Exercise instructions
In the records below, which lines include "icon"? Copy them.

Recorded data
————
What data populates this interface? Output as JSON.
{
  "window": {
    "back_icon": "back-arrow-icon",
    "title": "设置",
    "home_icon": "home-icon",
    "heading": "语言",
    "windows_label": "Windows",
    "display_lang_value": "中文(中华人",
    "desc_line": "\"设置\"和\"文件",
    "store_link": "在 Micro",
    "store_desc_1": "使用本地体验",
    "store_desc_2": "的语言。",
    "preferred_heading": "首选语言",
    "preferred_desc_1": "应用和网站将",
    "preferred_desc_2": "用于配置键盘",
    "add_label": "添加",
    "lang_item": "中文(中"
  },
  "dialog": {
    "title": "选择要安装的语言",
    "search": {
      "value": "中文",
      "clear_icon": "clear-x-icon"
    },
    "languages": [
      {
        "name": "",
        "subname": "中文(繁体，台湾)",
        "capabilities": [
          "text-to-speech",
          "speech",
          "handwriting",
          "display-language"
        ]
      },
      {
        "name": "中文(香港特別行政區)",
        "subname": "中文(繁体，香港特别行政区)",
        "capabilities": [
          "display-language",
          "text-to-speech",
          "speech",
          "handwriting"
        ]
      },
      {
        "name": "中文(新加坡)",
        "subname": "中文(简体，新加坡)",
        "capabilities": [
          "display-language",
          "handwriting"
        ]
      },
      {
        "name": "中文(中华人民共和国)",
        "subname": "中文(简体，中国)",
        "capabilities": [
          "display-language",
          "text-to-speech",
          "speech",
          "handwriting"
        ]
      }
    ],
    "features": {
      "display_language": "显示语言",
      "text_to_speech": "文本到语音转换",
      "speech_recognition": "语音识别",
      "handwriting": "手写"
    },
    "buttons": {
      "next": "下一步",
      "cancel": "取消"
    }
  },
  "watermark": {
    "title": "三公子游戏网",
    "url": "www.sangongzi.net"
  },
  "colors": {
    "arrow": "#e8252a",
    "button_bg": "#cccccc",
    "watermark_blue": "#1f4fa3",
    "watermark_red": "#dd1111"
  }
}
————
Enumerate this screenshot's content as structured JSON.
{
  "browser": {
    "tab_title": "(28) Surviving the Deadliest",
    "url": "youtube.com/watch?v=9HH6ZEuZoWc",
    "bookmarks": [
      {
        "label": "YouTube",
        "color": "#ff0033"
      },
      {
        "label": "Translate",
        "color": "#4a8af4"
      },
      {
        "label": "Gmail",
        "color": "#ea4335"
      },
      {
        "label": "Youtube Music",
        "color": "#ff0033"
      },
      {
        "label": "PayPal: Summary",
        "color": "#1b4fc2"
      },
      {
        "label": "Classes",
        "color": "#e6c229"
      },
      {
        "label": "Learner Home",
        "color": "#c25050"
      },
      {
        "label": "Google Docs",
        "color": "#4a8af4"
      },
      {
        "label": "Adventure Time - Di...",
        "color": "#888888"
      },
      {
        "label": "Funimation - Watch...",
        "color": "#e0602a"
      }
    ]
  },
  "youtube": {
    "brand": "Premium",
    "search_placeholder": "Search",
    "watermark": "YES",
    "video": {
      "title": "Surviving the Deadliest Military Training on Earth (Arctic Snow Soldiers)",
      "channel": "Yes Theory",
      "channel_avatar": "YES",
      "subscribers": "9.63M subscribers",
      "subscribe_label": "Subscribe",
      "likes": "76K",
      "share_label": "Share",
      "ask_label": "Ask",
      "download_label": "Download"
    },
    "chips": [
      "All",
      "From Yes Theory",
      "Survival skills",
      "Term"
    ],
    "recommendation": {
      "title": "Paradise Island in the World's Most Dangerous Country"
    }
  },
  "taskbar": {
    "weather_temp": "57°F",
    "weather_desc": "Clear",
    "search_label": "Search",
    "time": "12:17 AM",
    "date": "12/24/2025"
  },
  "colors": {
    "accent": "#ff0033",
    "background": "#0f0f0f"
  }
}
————
Output below
    "back_icon": "back-arrow-icon",
    "home_icon": "home-icon",
      "clear_icon": "clear-x-icon"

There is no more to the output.